━━━ MATERIAL FOR THIS EXERCISE

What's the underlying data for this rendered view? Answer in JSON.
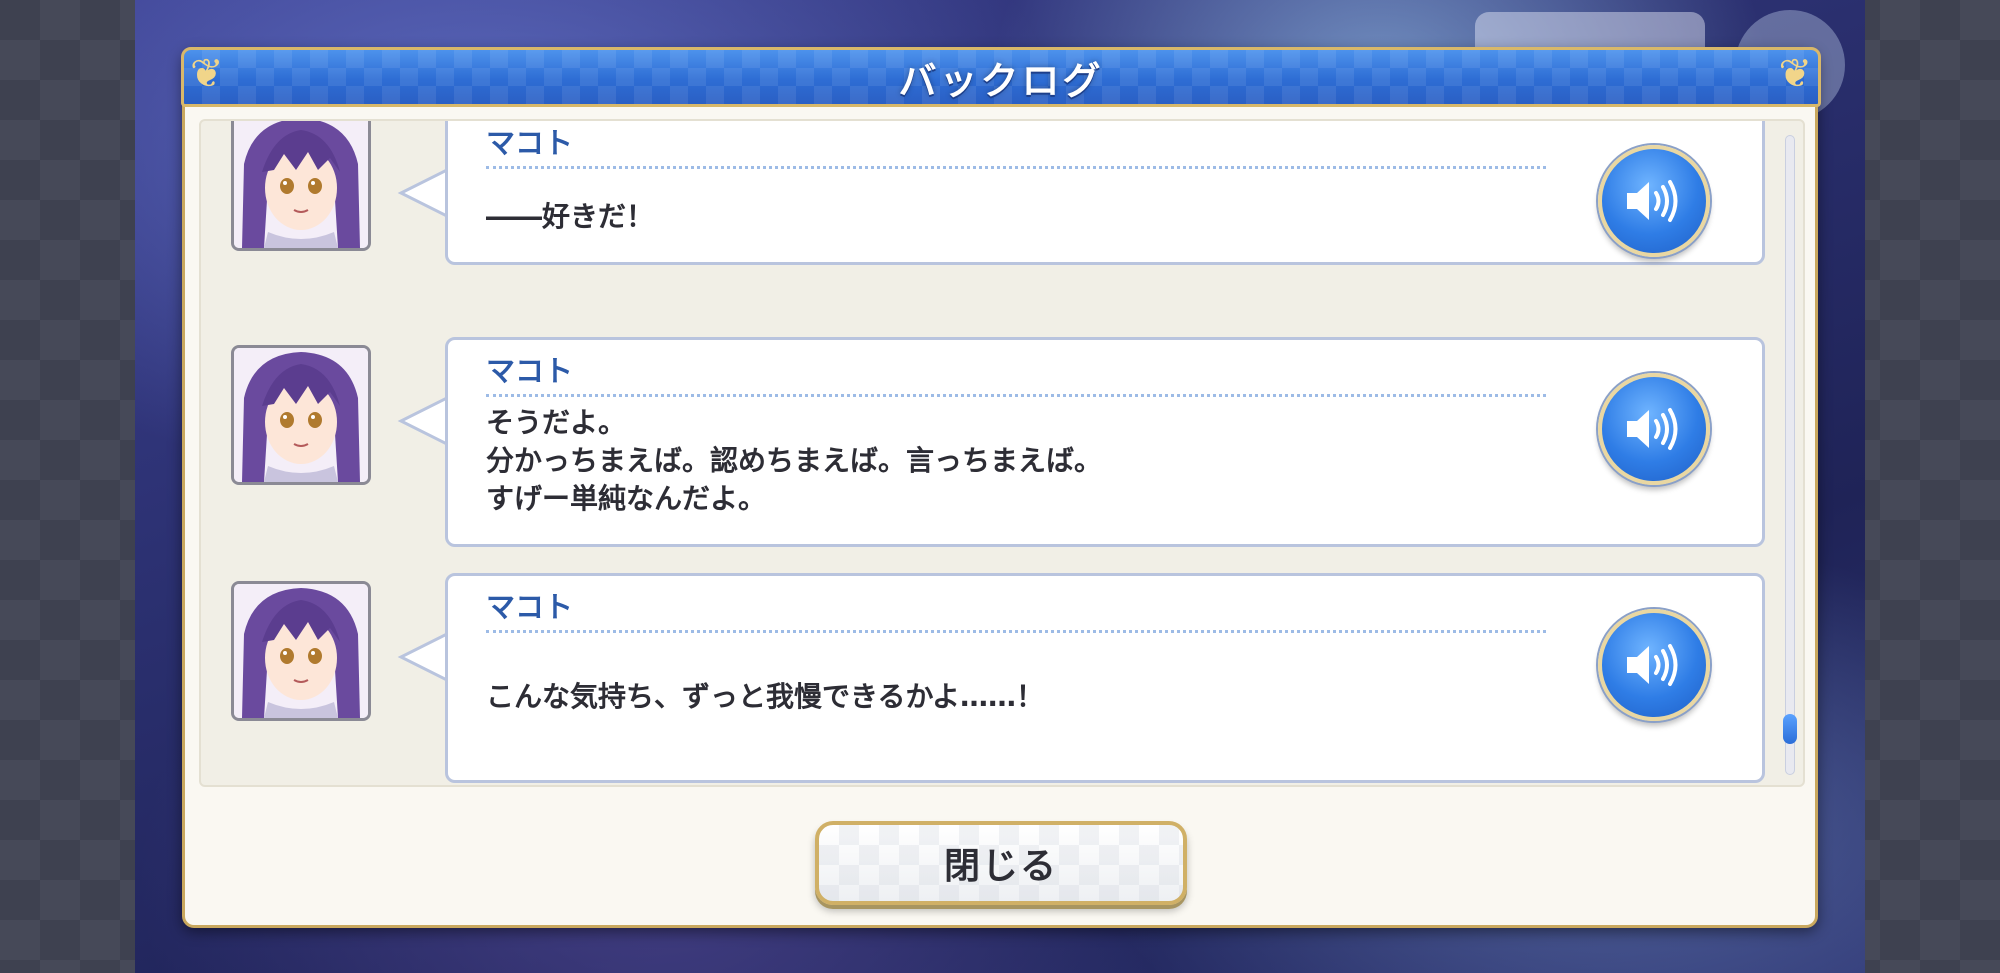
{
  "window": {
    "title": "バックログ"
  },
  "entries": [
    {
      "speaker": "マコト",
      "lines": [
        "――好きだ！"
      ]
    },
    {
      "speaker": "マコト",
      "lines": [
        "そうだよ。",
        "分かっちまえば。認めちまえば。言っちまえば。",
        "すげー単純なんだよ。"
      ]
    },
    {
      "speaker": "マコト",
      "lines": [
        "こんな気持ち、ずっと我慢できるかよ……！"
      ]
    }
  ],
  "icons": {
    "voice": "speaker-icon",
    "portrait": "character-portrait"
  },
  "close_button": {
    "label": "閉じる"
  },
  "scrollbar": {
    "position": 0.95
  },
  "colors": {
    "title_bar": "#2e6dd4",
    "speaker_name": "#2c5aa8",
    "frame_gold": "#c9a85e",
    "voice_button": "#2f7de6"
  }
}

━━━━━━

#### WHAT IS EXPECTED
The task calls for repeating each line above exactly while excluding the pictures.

#### SOLVED PROBLEM
What's the underlying data for this rendered view? Answer in JSON.
{
  "window": {
    "title": "バックログ"
  },
  "entries": [
    {
      "speaker": "マコト",
      "lines": [
        "――好きだ！"
      ]
    },
    {
      "speaker": "マコト",
      "lines": [
        "そうだよ。",
        "分かっちまえば。認めちまえば。言っちまえば。",
        "すげー単純なんだよ。"
      ]
    },
    {
      "speaker": "マコト",
      "lines": [
        "こんな気持ち、ずっと我慢できるかよ……！"
      ]
    }
  ],
  "icons": {
    "voice": "speaker-icon",
    "portrait": "character-portrait"
  },
  "close_button": {
    "label": "閉じる"
  },
  "scrollbar": {
    "position": 0.95
  },
  "colors": {
    "title_bar": "#2e6dd4",
    "speaker_name": "#2c5aa8",
    "frame_gold": "#c9a85e",
    "voice_button": "#2f7de6"
  }
}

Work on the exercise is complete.